Speakers including Dave Stephens (a local forest campaigner for over 20 years), Gayle Osborne (of Wombat Forestcare) and members of local group, No Wombat Gold, discussed the potential effects of extractive industries operating in the area and how residents can act to protect Wombat Forest.

Exploratory gold drilling was uncovered near Shaws Lake in June 2020, and another exploratory mining license has since been granted. A prospecting license and another exploratory license are currently being reviewed by Earth Resources.

In June 2022, approximately two acres of trees and vegetation were cleared for machinery and a log landing by VicForestsin at Babbington Hill. This area is just one of 175 salvage coupes in the Wombat that are part of VicForests’ controversial salvage Timber Utilisation Plan. In recent weeks Blackwood and Barrys Reef residents have received letters stating that similar operations would begin in coupes surrounding the towns from October.

Environmentalists and ecologists have expressed concern that the salvage logging operation will increase the likelihood and severity of bushfires but VicForests claims that fire mitigation is one of the main reasons for the operation.

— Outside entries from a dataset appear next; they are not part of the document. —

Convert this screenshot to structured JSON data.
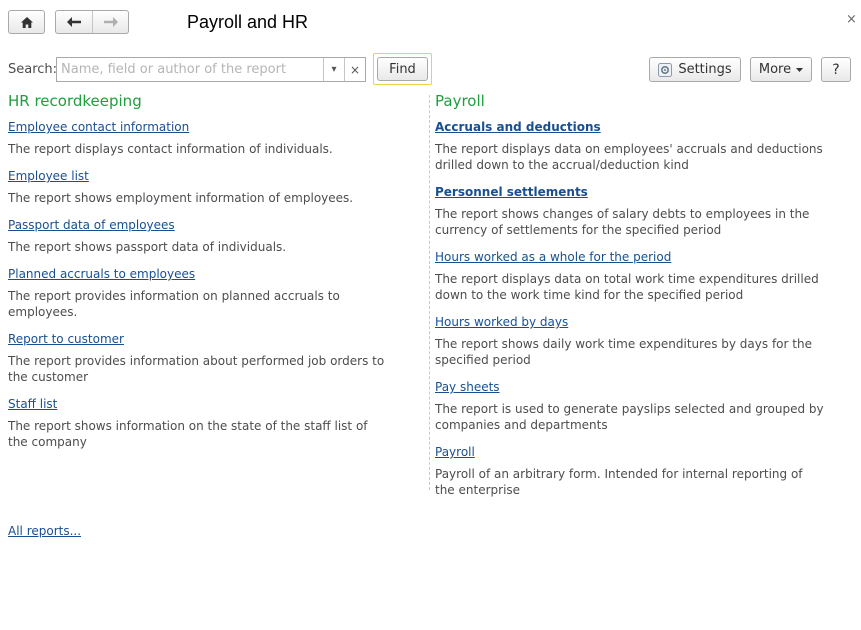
{
  "header": {
    "title": "Payroll and HR",
    "close": "×"
  },
  "search": {
    "label": "Search:",
    "placeholder": "Name, field or author of the report",
    "value": "",
    "dropdown_glyph": "▾",
    "clear_glyph": "×",
    "find_label": "Find"
  },
  "toolbar": {
    "settings_label": "Settings",
    "more_label": "More",
    "help_label": "?"
  },
  "left_group": {
    "title": "HR recordkeeping",
    "reports": [
      {
        "name": "Employee contact information",
        "desc": "The report displays contact information of individuals."
      },
      {
        "name": "Employee list",
        "desc": "The report shows employment information of employees."
      },
      {
        "name": "Passport data of employees",
        "desc": "The report shows passport data of individuals."
      },
      {
        "name": "Planned accruals to employees",
        "desc": "The report provides information on planned accruals to employees."
      },
      {
        "name": "Report to customer",
        "desc": "The report provides information about performed job orders to the customer"
      },
      {
        "name": "Staff list",
        "desc": "The report shows information on the state of the staff list of the company"
      }
    ]
  },
  "right_group": {
    "title": "Payroll",
    "reports": [
      {
        "name": "Accruals and deductions",
        "desc": "The report displays data on employees' accruals and deductions drilled down to the accrual/deduction kind"
      },
      {
        "name": "Personnel settlements",
        "desc": "The report shows changes of salary debts to employees in the currency of settlements for the specified period"
      },
      {
        "name": "Hours worked as a whole for the period",
        "desc": "The report displays data on total work time expenditures drilled down to the work time kind for the specified period"
      },
      {
        "name": "Hours worked by days",
        "desc": "The report shows daily work time expenditures by days for the specified period"
      },
      {
        "name": "Pay sheets",
        "desc": "The report is used to generate payslips selected and grouped by companies and departments"
      },
      {
        "name": "Payroll",
        "desc": "Payroll of an arbitrary form. Intended for internal reporting of the enterprise"
      }
    ]
  },
  "footer": {
    "all_reports_label": "All reports..."
  },
  "colors": {
    "group_title": "#1f9e3e",
    "link": "#1a4f8f",
    "text": "#4d4d4d",
    "find_highlight": "#e8d44a"
  },
  "icons": [
    "home-icon",
    "back-arrow-icon",
    "forward-arrow-icon",
    "close-icon",
    "settings-icon",
    "chevron-down-icon",
    "help-icon"
  ]
}
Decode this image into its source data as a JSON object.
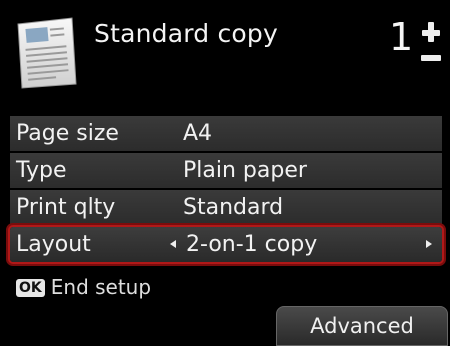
{
  "header": {
    "mode_title": "Standard copy",
    "copies": "1",
    "doc_icon": "document-icon",
    "stepper_icon": "plus-minus-icon"
  },
  "settings": [
    {
      "label": "Page size",
      "value": "A4"
    },
    {
      "label": "Type",
      "value": "Plain paper"
    },
    {
      "label": "Print qlty",
      "value": "Standard"
    },
    {
      "label": "Layout",
      "value": "2-on-1 copy",
      "selected": true
    }
  ],
  "footer": {
    "ok_label": "OK",
    "ok_text": "End setup",
    "advanced_label": "Advanced"
  },
  "colors": {
    "background": "#000000",
    "row": "#333333",
    "selection_border": "#b01818"
  }
}
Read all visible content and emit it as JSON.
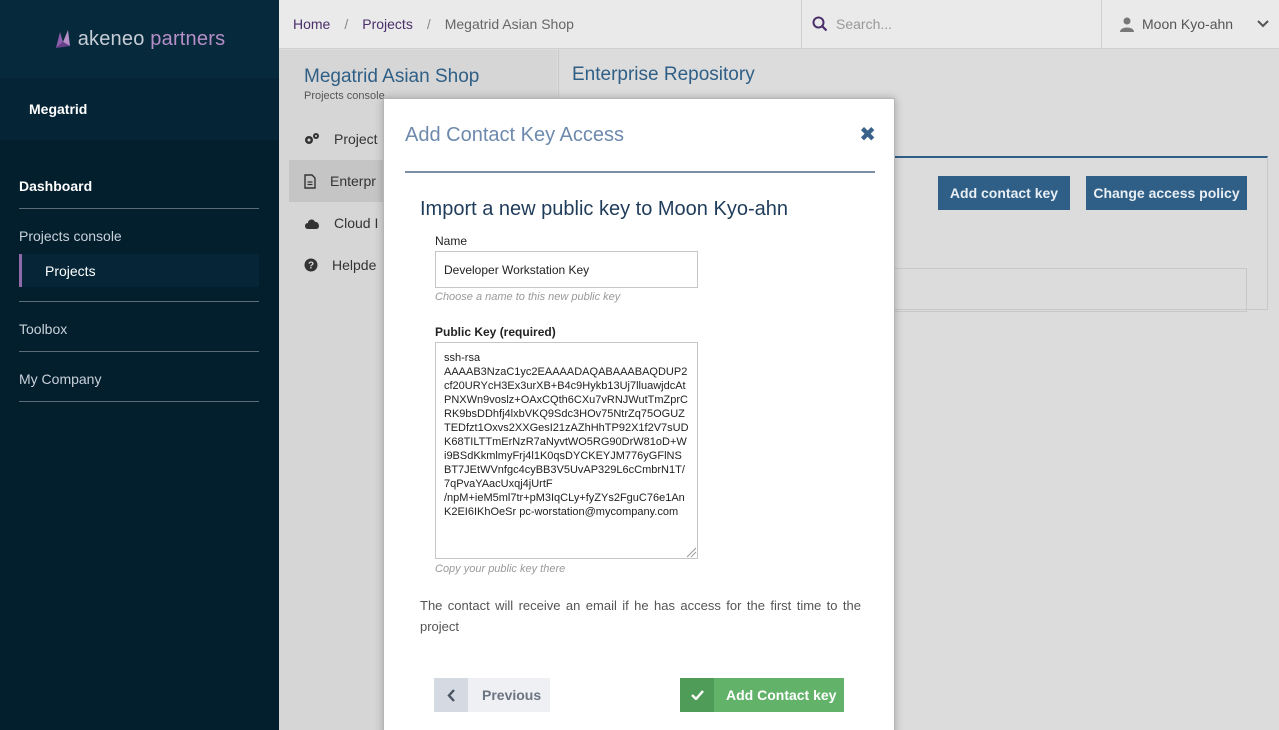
{
  "sidebar": {
    "logo_primary": "akeneo",
    "logo_secondary": "partners",
    "organization": "Megatrid",
    "sections": [
      {
        "title": "Dashboard"
      },
      {
        "title": "Projects console",
        "sub": "Projects"
      },
      {
        "title": "Toolbox"
      },
      {
        "title": "My Company"
      }
    ]
  },
  "topbar": {
    "breadcrumb": [
      "Home",
      "Projects",
      "Megatrid Asian Shop"
    ],
    "separator": "/",
    "search_placeholder": "Search...",
    "user_name": "Moon Kyo-ahn"
  },
  "project": {
    "title": "Megatrid Asian Shop",
    "subtitle": "Projects console",
    "menu": [
      "Project",
      "Enterpr",
      "Cloud I",
      "Helpde"
    ]
  },
  "content": {
    "title": "Enterprise Repository",
    "add_contact_key_label": "Add contact key",
    "change_access_policy_label": "Change access policy"
  },
  "modal": {
    "title": "Add Contact Key Access",
    "heading": "Import a new public key to Moon Kyo-ahn",
    "name_label": "Name",
    "name_value": "Developer Workstation Key",
    "name_hint": "Choose a name to this new public key",
    "key_label": "Public Key (required)",
    "key_value": "ssh-rsa\nAAAAB3NzaC1yc2EAAAADAQABAAABAQDUP2cf20URYcH3Ex3urXB+B4c9Hykb13Uj7lluawjdcAtPNXWn9voslz+OAxCQth6CXu7vRNJWutTmZprCRK9bsDDhfj4lxbVKQ9Sdc3HOv75NtrZq75OGUZTEDfzt1Oxvs2XXGesI21zAZhHhTP92X1f2V7sUDK68TILTTmErNzR7aNyvtWO5RG90DrW81oD+Wi9BSdKkmlmyFrj4l1K0qsDYCKEYJM776yGFlNSBT7JEtWVnfgc4cyBB3V5UvAP329L6cCmbrN1T/7qPvaYAacUxqj4jUrtF\n/npM+ieM5ml7tr+pM3IqCLy+fyZYs2FguC76e1AnK2EI6IKhOeSr pc-worstation@mycompany.com",
    "key_hint": "Copy your public key there",
    "notice": "The contact will receive an email if he has access for the first time to the project",
    "previous_label": "Previous",
    "submit_label": "Add Contact key"
  }
}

Both logging and mining have the potential to impact Blackwood’s water supply and because the area also sits in the headwaters of the Lerderderg River, there could also be impacts downstream all the way to Melton. Other potential impacts include noise pollution, traffic and road destruction from large trucks and negative impacts on tourism and local business. Clearing bushland also has potentially devastating effects on local flora, fauna and fungi including many threatened and endangered species such as the Greater Glider and the Mountain Skink.

In June this year the Victorian Government tabled their response to the Victorian Environmental Assessment Council’s Central West investigation report. A new Wombat-Lerderderg National Park and a number of regional parks were to be created, but since then the government has failed to legislate the promised parks.

The Victorian Government stated that the Wombat-Lerderderg National Park would be used in accordance with the general recommendations for national parks including to “permanently protect the natural environment and natural biodiversity along with underlying ecological structure and supporting environmental processes.” Continued logging and mining activities in the Wombat Forest appear to be inconsistent with that recommentation.

The Blackwood meeting resolved to write to local member, Mary-Anne Thomas, to request that the Premier and Cabinet impose a moratorium on all licenses, permits and works for all commercial log removal and mining activities in the Wombat Forest until the planned legislation is proclaimed granting National Park and Regional Park status.